in Québec, I am hoping that the rest of the provinces will join Québec in
listing this medication on their formularies so no one has to worry about how
they can obtain it and physicians can prescribe it to patients who will
No two people with MS respond the same way to treatment. Despite where in
Canada an MS patient lives, the more treatment choices available to patients
like Deirdre and healthcare providers, the better able they are to select a
therapy that will most effectively control the patient's symptoms and help
delay disease progression.
About Multiple Sclerosis

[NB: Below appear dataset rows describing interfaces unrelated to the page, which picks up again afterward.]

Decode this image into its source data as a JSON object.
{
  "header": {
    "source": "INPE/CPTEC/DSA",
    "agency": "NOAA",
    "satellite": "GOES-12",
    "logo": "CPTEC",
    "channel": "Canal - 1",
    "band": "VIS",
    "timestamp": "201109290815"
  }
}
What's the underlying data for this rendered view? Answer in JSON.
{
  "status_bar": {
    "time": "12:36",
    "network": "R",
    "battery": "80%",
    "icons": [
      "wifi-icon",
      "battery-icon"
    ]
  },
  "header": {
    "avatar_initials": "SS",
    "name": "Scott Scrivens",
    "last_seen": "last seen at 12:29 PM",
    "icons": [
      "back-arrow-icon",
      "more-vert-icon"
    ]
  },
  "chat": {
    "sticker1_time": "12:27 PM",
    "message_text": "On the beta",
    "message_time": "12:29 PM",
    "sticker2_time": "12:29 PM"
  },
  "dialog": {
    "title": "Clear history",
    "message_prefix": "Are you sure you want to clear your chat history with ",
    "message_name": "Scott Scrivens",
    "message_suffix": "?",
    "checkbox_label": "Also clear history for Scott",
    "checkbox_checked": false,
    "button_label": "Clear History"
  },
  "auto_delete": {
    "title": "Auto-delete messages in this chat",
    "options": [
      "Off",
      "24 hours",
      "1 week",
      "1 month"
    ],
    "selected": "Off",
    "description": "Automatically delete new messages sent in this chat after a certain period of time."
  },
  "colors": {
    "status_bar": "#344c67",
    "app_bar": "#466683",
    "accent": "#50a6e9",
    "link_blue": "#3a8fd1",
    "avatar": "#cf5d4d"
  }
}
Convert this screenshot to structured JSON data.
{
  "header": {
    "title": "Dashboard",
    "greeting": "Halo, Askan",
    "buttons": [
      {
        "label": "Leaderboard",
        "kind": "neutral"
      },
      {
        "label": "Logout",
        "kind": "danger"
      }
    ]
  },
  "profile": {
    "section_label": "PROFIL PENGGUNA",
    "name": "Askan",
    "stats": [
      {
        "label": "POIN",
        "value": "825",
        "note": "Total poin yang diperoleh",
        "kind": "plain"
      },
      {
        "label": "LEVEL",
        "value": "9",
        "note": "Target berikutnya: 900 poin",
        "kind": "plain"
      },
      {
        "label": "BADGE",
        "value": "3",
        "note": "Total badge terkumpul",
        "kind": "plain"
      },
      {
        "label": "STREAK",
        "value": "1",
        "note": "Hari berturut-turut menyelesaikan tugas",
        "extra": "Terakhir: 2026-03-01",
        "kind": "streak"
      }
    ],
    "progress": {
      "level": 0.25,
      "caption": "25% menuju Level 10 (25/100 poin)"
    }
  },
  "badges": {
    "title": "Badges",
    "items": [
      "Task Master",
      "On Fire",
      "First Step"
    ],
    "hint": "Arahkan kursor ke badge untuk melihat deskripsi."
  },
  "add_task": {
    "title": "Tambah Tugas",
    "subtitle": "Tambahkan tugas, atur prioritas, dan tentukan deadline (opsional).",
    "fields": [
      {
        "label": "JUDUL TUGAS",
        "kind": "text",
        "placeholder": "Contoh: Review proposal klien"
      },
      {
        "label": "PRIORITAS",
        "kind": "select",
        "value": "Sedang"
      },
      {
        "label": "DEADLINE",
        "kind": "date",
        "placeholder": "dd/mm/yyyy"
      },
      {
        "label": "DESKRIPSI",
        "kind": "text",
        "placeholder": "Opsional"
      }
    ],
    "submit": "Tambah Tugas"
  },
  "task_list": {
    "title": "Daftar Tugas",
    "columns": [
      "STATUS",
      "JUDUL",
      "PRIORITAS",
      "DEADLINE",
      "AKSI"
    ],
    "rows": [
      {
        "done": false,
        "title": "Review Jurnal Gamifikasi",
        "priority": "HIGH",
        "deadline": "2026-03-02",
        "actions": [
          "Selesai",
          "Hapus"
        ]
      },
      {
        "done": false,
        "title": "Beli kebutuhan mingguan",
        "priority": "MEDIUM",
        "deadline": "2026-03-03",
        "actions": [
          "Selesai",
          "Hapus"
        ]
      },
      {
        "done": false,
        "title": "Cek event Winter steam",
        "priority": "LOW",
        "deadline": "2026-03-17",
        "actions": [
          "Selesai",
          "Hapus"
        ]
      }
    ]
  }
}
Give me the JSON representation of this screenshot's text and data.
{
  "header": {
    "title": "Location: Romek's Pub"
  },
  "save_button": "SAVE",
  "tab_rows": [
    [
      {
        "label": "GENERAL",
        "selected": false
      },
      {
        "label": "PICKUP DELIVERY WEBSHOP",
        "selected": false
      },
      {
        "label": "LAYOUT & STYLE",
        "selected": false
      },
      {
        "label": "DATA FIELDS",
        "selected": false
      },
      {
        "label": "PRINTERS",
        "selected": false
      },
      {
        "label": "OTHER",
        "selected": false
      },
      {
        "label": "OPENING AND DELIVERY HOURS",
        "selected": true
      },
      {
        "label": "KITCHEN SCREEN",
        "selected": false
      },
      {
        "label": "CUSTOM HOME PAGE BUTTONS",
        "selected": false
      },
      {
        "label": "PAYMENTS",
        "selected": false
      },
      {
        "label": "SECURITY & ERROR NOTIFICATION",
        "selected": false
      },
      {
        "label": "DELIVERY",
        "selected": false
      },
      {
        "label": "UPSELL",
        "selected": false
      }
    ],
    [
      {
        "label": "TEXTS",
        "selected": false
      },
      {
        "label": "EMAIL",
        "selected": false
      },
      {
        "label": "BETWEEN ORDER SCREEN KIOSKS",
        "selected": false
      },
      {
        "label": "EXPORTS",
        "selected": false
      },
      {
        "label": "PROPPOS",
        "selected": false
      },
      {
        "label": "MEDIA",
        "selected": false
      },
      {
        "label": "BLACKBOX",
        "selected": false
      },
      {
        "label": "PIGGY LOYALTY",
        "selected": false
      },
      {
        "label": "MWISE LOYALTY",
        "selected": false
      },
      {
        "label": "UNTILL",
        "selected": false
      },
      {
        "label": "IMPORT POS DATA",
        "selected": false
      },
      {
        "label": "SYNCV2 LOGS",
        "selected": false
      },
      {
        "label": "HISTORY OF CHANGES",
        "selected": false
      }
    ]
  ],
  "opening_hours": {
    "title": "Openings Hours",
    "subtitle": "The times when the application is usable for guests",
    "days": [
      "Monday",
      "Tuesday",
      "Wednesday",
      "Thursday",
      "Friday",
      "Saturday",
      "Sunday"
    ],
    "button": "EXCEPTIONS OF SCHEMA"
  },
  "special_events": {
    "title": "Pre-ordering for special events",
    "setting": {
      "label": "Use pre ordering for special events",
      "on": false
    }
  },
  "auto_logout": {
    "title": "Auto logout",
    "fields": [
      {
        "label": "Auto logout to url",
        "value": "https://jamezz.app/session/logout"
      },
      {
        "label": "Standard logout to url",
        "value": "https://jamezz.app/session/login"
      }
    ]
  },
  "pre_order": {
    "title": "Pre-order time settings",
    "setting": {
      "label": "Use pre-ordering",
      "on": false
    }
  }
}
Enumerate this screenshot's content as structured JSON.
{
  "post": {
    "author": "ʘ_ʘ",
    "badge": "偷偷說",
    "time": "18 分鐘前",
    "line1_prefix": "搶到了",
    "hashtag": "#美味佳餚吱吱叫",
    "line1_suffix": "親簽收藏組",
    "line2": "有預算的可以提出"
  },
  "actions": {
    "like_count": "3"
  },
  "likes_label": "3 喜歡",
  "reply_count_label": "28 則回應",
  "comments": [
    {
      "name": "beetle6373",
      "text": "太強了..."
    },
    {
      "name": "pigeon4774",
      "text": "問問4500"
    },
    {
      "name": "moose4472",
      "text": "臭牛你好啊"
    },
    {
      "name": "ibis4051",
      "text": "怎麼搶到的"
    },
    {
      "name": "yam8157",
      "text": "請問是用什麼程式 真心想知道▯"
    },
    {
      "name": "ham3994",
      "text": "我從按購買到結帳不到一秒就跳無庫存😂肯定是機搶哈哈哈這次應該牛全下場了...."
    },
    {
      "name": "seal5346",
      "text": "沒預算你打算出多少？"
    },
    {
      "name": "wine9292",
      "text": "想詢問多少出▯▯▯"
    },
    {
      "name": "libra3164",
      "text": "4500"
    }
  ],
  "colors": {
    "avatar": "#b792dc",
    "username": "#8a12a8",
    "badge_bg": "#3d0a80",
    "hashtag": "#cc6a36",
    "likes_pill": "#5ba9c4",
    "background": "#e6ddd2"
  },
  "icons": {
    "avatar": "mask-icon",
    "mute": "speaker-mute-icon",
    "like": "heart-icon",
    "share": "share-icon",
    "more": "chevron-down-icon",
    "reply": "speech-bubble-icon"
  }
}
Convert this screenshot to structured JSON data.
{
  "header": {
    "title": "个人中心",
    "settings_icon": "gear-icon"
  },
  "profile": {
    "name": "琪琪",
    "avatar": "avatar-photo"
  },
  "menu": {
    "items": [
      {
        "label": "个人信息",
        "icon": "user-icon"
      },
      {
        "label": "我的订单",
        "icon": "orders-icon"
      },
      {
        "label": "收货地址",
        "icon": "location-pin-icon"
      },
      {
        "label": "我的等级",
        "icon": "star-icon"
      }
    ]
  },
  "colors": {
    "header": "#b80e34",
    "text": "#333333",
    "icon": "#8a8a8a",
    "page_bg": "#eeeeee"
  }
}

The prevalence of MS in Canada is among the highest in the world,
affecting an estimated 55,000 to 75,000 Canadians.(1) MS can occur at any age.
It is usually diagnosed between the ages of 15 to 40, and is more than three
times more likely to occur in women than in men.(1) The Multiple Sclerosis
Society of Canada estimates that based on current prevalence rates,
approximately 1,000 new cases of MS are diagnosed each year, which means three
more people are diagnosed with MS everyday in Canada.
Tysabri(TM) represents a significant step forward in the treatment of MS.
In the AFFIRM pivotal phase III trial, thirty-seven per cent of patients
treated with Tysabri(TM) were free of relapses, disability progression, Gd+
lesions, and T2 lesions over two years vs 7 per cent for placebo treated
In the sub-set of patients matching the Medicament D'exception
reimbursement criteria in the AFFIRM pivotal phase III trial, more than one
quarter of patients treated with Tysabri(TM) were free of relapses, disability
progression, Gd+ lesions, and T2 lesions over two years 27 per cent vs 2 per
cent of placebo treated patients.(3)
Tysabri(TM) is the only treatment for patients with relapsing remitting
MS that is administered once every four weeks by intravenous (IV) infusion. It
is the first new MS therapy in almost a decade, and is the only antibody
therapy currently available in Canada (an antibody is a protein made by your
immune system). Studies have shown that this antibody treatment has excellent
efficacy, reduces the frequency of attacks by 68 per cent, and reduces the
rate of disease progression and the number of new-active MRI lesions in the
About Elan Corporation
Elan Corporation, plc is a neuroscience-based biotechnology company
committed to making a difference in the lives of patients and their families
by dedicating itself to bringing innovations in science to fill significant
unmet medical needs that continue to exist around the world. Elan shares trade
on the New York, London and Dublin Stock Exchanges. For additional information
about the company, please visit www.elan.com.
About Biogen Idec
Biogen Idec creates new standards of care in therapeutic areas with high
unmet medical needs. Founded in 1978, Biogen Idec is a global leader in the
discovery, development, manufacturing, and commercialization of innovative
therapies. Patients in more than 90 countries benefit from Biogen Idec's
significant products that address diseases such as lymphoma, multiple
sclerosis, and rheumatoid arthritis. For product labeling, press releases and
additional information about the company, please visit www.biogenidec.com.
(1) MS Society of Canada. Frequently Asked Questions. Available at
(2) Havrdova E, et al. Natalizumab increases the proportion of patients
with multiple sclerosis who are disease free. Poster presented at the
23rd Congress of the European Committee for Treatment and Research in
MS. October 2007, Prague.
(3) Galetta SL, et al. Natalizumab increases the proportion of patients
who are disease free based on clinical or MRI criteria in Relapsing
Multiple Sclerosis. 60th Annual Meeting of the American Academy of
Neurology. April 2008, Chicago.
For further information:
For further information: Vesna Krklinski, Six Degrees Medical
Consulting, Phone: (416) 643-8621, Email: VKrklinski@sixdegreesmed.com; OR
Laura Jablonski, Six Degrees Medical Consulting, Phone: (416) 643-8597, Email: